The use of time in Cerebus is also unrivaled in the medium. The freedom of having 300 issues to tell his story and no one to tell him what to do enabled Sim to create great changes in pacing in the story. He could slow down the story to an almost standstill, letting pages go by with only the tiniest hint of movement, or speed the story up so that the pages and the time flies by at a rapid clip. In this way the story of Cerebus’ life echoes the way we experience real life: some moments feel interminable while others pass us by without notice and are quickly forgotten. The use of repetition in panels was often utilized to create slowness and comprises some of the most formally fascinating scenes in the work. On a larger level this use of time worked to have time pass slowly over large number of issues (from one point of view one of the volumes tells the story of one meeting that stretched on, in real publishing time, for a year) or cause years to pass in a panel or two.
It’s hard to get anywhere in trying to summarize the book or point out certain parts of it. It is an engrossing read with highs and lows. Unfortunately one of the biggest lows is the first volume, which consists of the “barbarian” part of Cerebus’ story. The art is not matured and the stories leave much to be desire, falling rather flat in their sword and sorcery parodies. This is most unfortunate for those new to the work, who will most likely be put off by the lesser first volume. The other main low point for me is the second to last volume which features extensive text blocks of Cerebus’/Sim’s commentaries on the Pentateuch (even I, a hearty Cerebus fan found myself unable to read all that) and an unamusing parody of Woody Allen. Minor problems come from Sim’s time-stamped parodies of the comics industry that would be opaque to someone not up on the comics world but also less than interesting, some years on, for someone in the know (thankfully these elements are for the most part unnecessary to enjoyment of the story). Beyond those instances the majority of the story is well constructed, coherent (thought often mysterious for long periods of time until a revelation occurs), enjoyable, thought provoking, emotional (at times laugh out loud funny or heartbreaking), and a visual delight.

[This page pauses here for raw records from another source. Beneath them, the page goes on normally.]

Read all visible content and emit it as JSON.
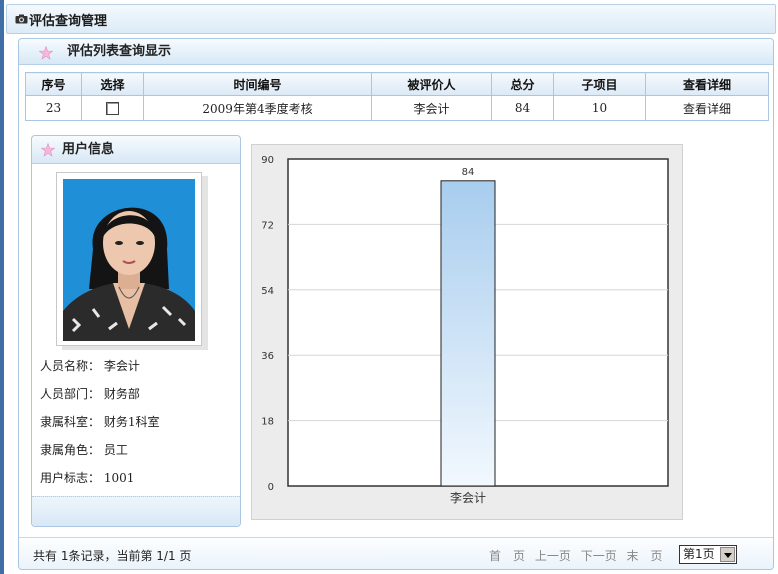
{
  "header": {
    "title": "评估查询管理"
  },
  "panel": {
    "title": "评估列表查询显示"
  },
  "table": {
    "columns": [
      "序号",
      "选择",
      "时间编号",
      "被评价人",
      "总分",
      "子项目",
      "查看详细"
    ],
    "rows": [
      {
        "index": "23",
        "period": "2009年第4季度考核",
        "person": "李会计",
        "score": "84",
        "sub_items": "10",
        "detail": "查看详细"
      }
    ]
  },
  "user_info": {
    "title": "用户信息",
    "fields": [
      {
        "label": "人员名称：",
        "value": "李会计"
      },
      {
        "label": "人员部门：",
        "value": "财务部"
      },
      {
        "label": "隶属科室：",
        "value": "财务1科室"
      },
      {
        "label": "隶属角色：",
        "value": "员工"
      },
      {
        "label": "用户标志：",
        "value": "1001"
      }
    ]
  },
  "chart_data": {
    "type": "bar",
    "categories": [
      "李会计"
    ],
    "values": [
      84
    ],
    "data_labels": [
      "84"
    ],
    "ylim": [
      0,
      90
    ],
    "yticks": [
      0,
      18,
      36,
      54,
      72,
      90
    ],
    "grid": true,
    "bar_color_top": "#a8cdee",
    "bar_color_bottom": "#f2f8fe"
  },
  "footer": {
    "record_text": "共有 1条记录，当前第 1/1 页",
    "pager": {
      "first": "首　页",
      "prev": "上一页",
      "next": "下一页",
      "last": "末　页"
    },
    "page_select": "第1页"
  }
}
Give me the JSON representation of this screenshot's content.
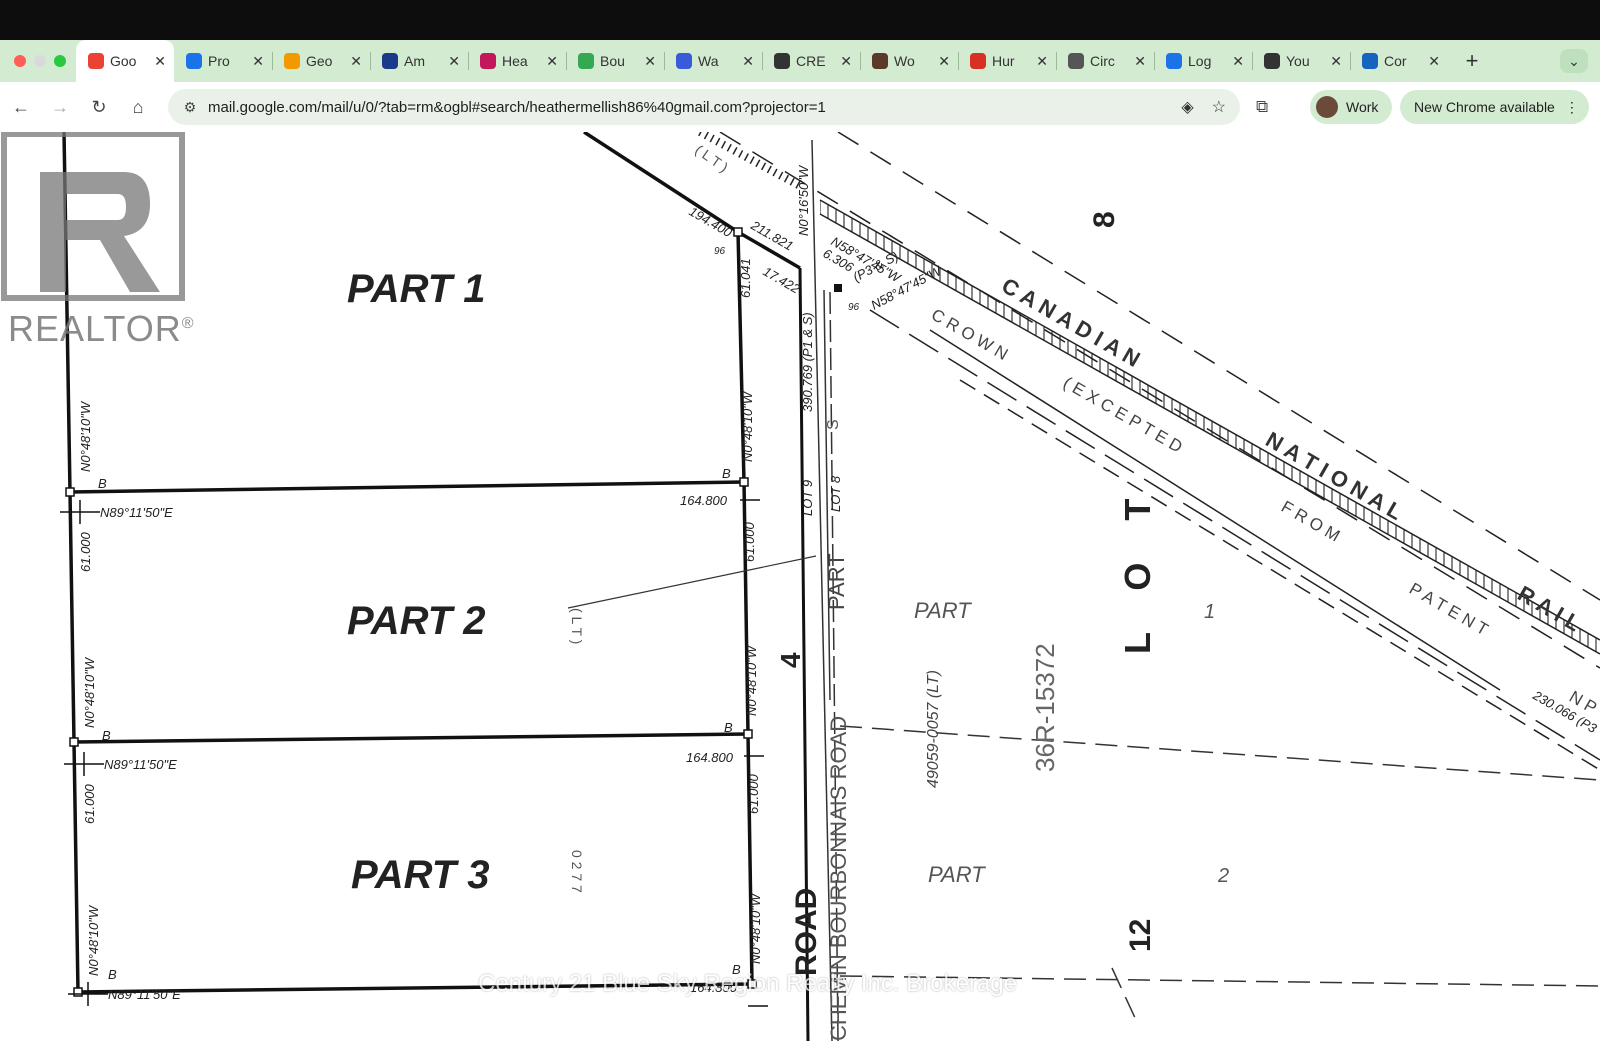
{
  "browser": {
    "traffic_lights": {
      "close": "#ff5f57",
      "minimize": "#d9d9d9",
      "zoom": "#28c840"
    },
    "tabs": [
      {
        "title": "Goo",
        "icon": "gmail-icon",
        "color": "#ea4335",
        "active": true
      },
      {
        "title": "Pro",
        "icon": "property-icon",
        "color": "#1a73e8"
      },
      {
        "title": "Geo",
        "icon": "home-icon",
        "color": "#f29900"
      },
      {
        "title": "Am",
        "icon": "chart-bars-icon",
        "color": "#1a3a8a"
      },
      {
        "title": "Hea",
        "icon": "arrow-icon",
        "color": "#c2185b"
      },
      {
        "title": "Bou",
        "icon": "drive-icon",
        "color": "#34a853"
      },
      {
        "title": "Wa",
        "icon": "wave-icon",
        "color": "#3a5bd9"
      },
      {
        "title": "CRE",
        "icon": "wordpress-icon",
        "color": "#333333"
      },
      {
        "title": "Wo",
        "icon": "house-icon",
        "color": "#5b3a29"
      },
      {
        "title": "Hur",
        "icon": "heart-icon",
        "color": "#d93025"
      },
      {
        "title": "Circ",
        "icon": "circle-chart-icon",
        "color": "#555555"
      },
      {
        "title": "Log",
        "icon": "accessibility-icon",
        "color": "#1a73e8"
      },
      {
        "title": "You",
        "icon": "playstation-icon",
        "color": "#333333"
      },
      {
        "title": "Cor",
        "icon": "globe-icon",
        "color": "#1565c0"
      }
    ],
    "close_glyph": "✕",
    "new_tab_glyph": "+",
    "tab_search_glyph": "⌄",
    "toolbar": {
      "back_glyph": "←",
      "forward_glyph": "→",
      "reload_glyph": "↻",
      "home_glyph": "⌂",
      "site_info_glyph": "⚙",
      "url": "mail.google.com/mail/u/0/?tab=rm&ogbl#search/heathermellish86%40gmail.com?projector=1",
      "lens_glyph": "◈",
      "bookmark_glyph": "☆",
      "extensions_glyph": "⧉",
      "profile_label": "Work",
      "update_label": "New Chrome available",
      "menu_glyph": "⋮"
    }
  },
  "logo": {
    "text": "REALTOR",
    "mark": "®"
  },
  "watermark": "Century 21 Blue Sky Region Realty Inc. Brokerage",
  "survey": {
    "parts": [
      "PART 1",
      "PART 2",
      "PART 3"
    ],
    "bearing_north": "N0°48'10\"W",
    "bearing_east": "N89°11'50\"E",
    "bearing_n016": "N0°16'50\"W",
    "bearing_n58": "N58°47'45\"W",
    "dist_164": "164.800",
    "dist_61": "61.000",
    "dist_61b": "61.041",
    "dist_194": "194.400",
    "dist_211": "211.821",
    "dist_17": "17.422",
    "dist_6": "6.306",
    "dist_390": "390.769 (P1 & S)",
    "dist_230": "230.066 (P3",
    "note_p3s": "(P3 & S)",
    "lt": "( L T )",
    "lt_short": "( L T )",
    "b": "B",
    "b96": "96",
    "lot9": "LOT 9",
    "lot8": "LOT 8",
    "part_road": "PART",
    "road_num": "4",
    "road": "ROAD",
    "bourbonnais": "CHEMIN BOURBONNAIS ROAD",
    "canadian": "C A N A D I A N",
    "national": "N A T I O N A L",
    "rail": "R A I L",
    "crown": "C R O W N",
    "excepted": "( E X C E P T E D",
    "from": "F R O M",
    "patent": "P A T E N T",
    "lot": "L O T",
    "lot_num": "8",
    "lot12": "12",
    "part": "PART",
    "part_num_1": "1",
    "part_num_2": "2",
    "pin": "49059-0057 (LT)",
    "plan": "36R-15372",
    "n_p": "N P",
    "s": "S",
    "num_0277": "0 2 7 7"
  }
}
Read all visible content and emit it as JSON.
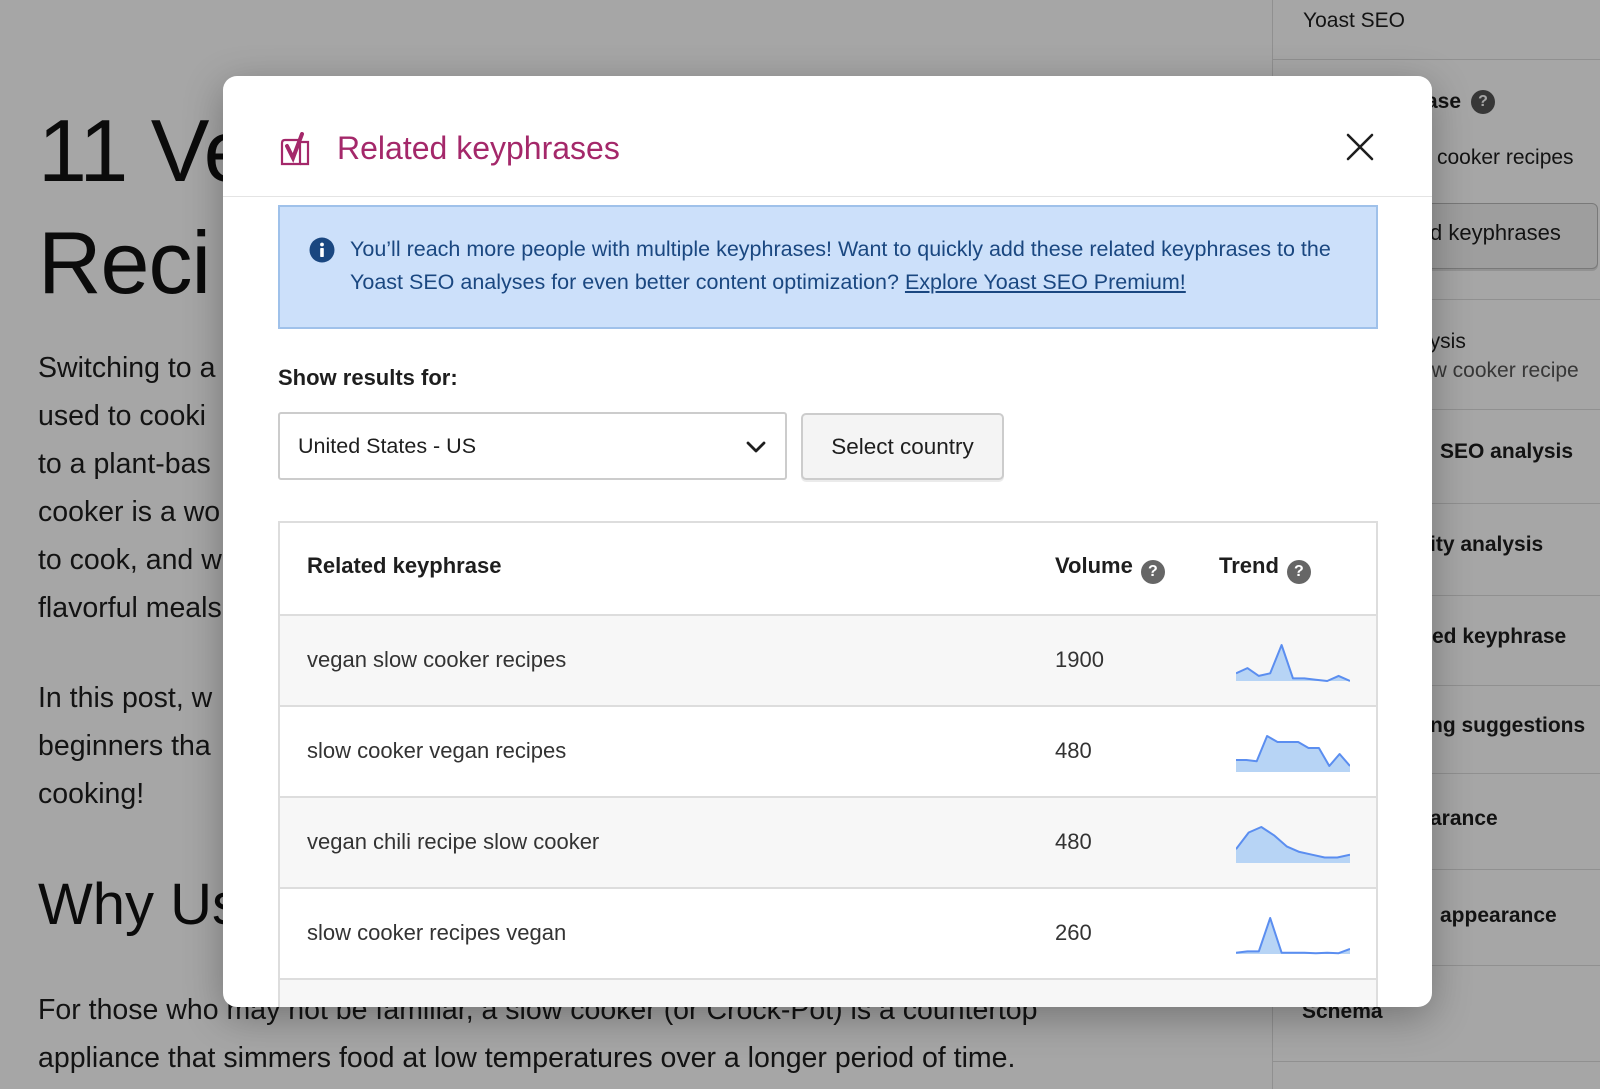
{
  "editor": {
    "title_line1": "11 Ve",
    "title_line2": "Reci",
    "p1_lines": [
      "Switching to a",
      "used to cooki",
      "to a plant-bas",
      "cooker is a wo",
      "to cook, and w",
      "flavorful meals"
    ],
    "p2_lines": [
      "In this post, w",
      "beginners tha",
      "cooking!"
    ],
    "h2": "Why Us",
    "p3_lines": [
      "For those who may not be familiar, a slow cooker (or Crock-Pot) is a countertop",
      "appliance that simmers food at low temperatures over a longer period of time."
    ]
  },
  "sidebar": {
    "header": "Yoast SEO",
    "keyphrase_label": "hrase",
    "keyphrase_value": "cooker recipes",
    "related_button": "d keyphrases",
    "analysis_label": "lysis",
    "analysis_sub": "ow cooker recipe",
    "seo_analysis": "SEO analysis",
    "readability": "ity analysis",
    "related_keyphrase": "ted keyphrase",
    "linking": "ng suggestions",
    "appearance": "arance",
    "social_appearance": "appearance",
    "schema": "Schema"
  },
  "modal": {
    "title": "Related keyphrases",
    "close_label": "Close",
    "notice_text": "You’ll reach more people with multiple keyphrases! Want to quickly add these related keyphrases to the Yoast SEO analyses for even better content optimization? ",
    "notice_link": "Explore Yoast SEO Premium!",
    "results_label": "Show results for:",
    "country_value": "United States - US",
    "select_country_button": "Select country",
    "table": {
      "headers": {
        "keyphrase": "Related keyphrase",
        "volume": "Volume",
        "trend": "Trend"
      },
      "rows": [
        {
          "keyphrase": "vegan slow cooker recipes",
          "volume": "1900",
          "trend": [
            3,
            5,
            2,
            3,
            14,
            1,
            1,
            0.5,
            0,
            2,
            0
          ]
        },
        {
          "keyphrase": "slow cooker vegan recipes",
          "volume": "480",
          "trend": [
            2,
            2,
            1.8,
            6,
            5,
            5,
            5,
            4,
            4,
            1,
            3,
            1
          ]
        },
        {
          "keyphrase": "vegan chili recipe slow cooker",
          "volume": "480",
          "trend": [
            5,
            11,
            13,
            10,
            6,
            4,
            3,
            2,
            2,
            3
          ]
        },
        {
          "keyphrase": "slow cooker recipes vegan",
          "volume": "260",
          "trend": [
            0.5,
            1,
            1,
            14,
            0.5,
            0.5,
            0.5,
            0.3,
            0.5,
            0.3,
            2
          ]
        }
      ]
    }
  },
  "colors": {
    "brand": "#a4286a",
    "notice_bg": "#cce0fa",
    "notice_text": "#1a4780",
    "spark_line": "#5b8ef0",
    "spark_fill": "#b7d4f5"
  }
}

I won’t get into the gender and religious issues in the work that I disagree with. That would take a good deal more time, rereading, and thought than I can spend right now. I don’t think, different decriers notwithstanding, that those issues mar the work irredeemably. Cerebus is a comics masterpiece and for those willing to spend the time, it is worth the trip.
Some fans (the people that also bring us “Wrapped in Plastic” the Twin Peaks magazine) started a magazine on Cerebus this year (after it ended) called Following Cerebus. I’ve only seen the first issue so far but it featured a long and quite interesting interview with Sim and some exegetical type essays. Since Sim doesn’t maintain a website, they are also selling the Cerebus volumes online through their site.